# [PROBLEM DETAILS]
How many lines of the data include the string "this"? State that number alone.

[Start of section]

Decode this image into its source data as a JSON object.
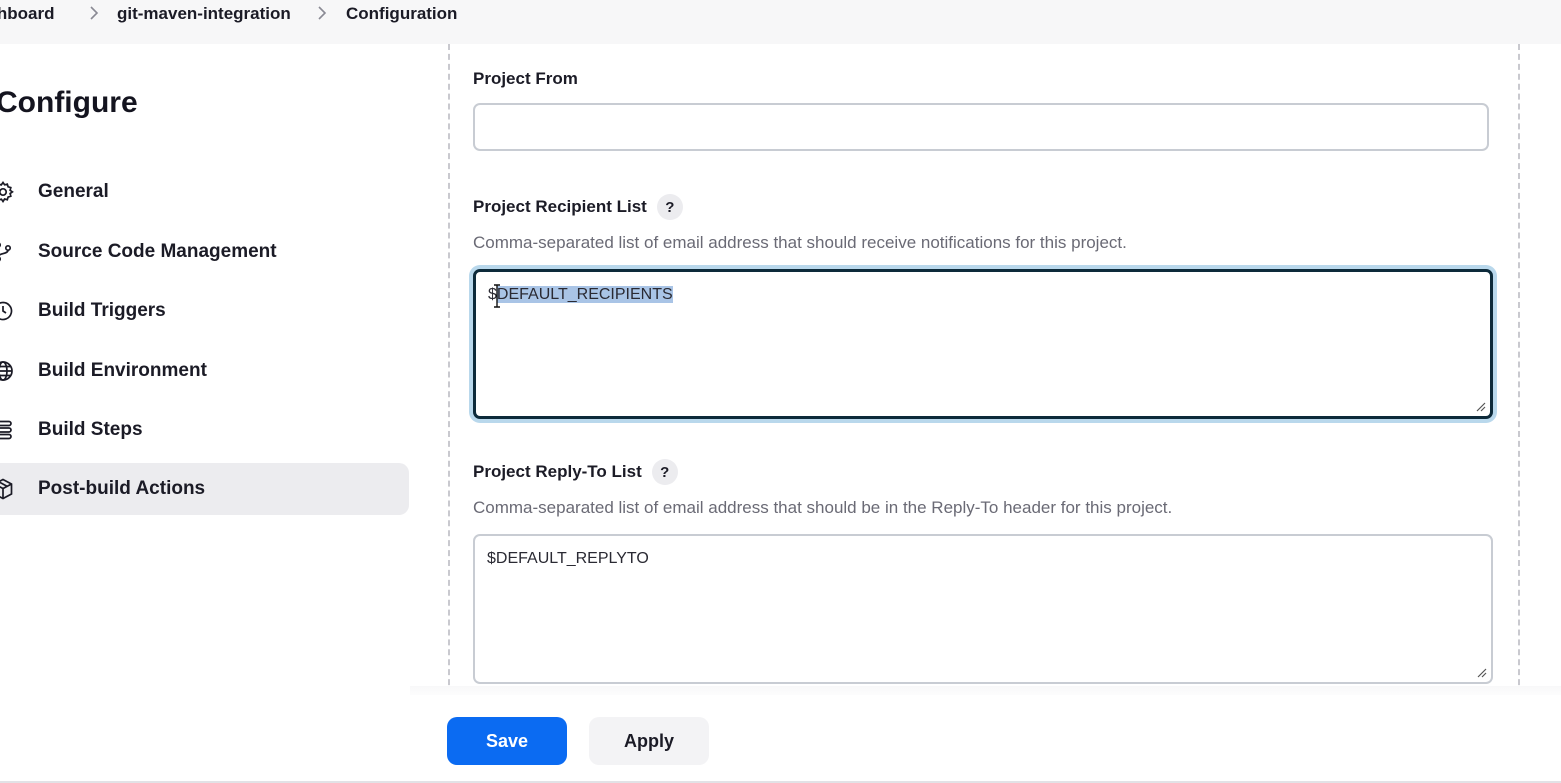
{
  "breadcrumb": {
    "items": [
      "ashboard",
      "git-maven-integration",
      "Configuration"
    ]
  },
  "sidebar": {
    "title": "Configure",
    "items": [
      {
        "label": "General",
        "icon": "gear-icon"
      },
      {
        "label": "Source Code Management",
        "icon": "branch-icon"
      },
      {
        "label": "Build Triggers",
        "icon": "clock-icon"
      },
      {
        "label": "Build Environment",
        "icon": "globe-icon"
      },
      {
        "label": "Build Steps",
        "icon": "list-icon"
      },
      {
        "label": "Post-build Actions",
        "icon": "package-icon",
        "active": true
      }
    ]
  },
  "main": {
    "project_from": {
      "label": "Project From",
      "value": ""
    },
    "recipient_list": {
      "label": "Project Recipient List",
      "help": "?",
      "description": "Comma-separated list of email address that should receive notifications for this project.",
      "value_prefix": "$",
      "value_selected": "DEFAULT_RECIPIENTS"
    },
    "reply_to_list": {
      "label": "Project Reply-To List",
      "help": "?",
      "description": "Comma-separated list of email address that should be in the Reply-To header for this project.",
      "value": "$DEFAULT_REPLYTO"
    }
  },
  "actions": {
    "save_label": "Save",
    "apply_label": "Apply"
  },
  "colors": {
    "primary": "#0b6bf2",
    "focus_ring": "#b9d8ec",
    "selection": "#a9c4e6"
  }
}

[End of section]

# [SOLVED PROBLEM]
3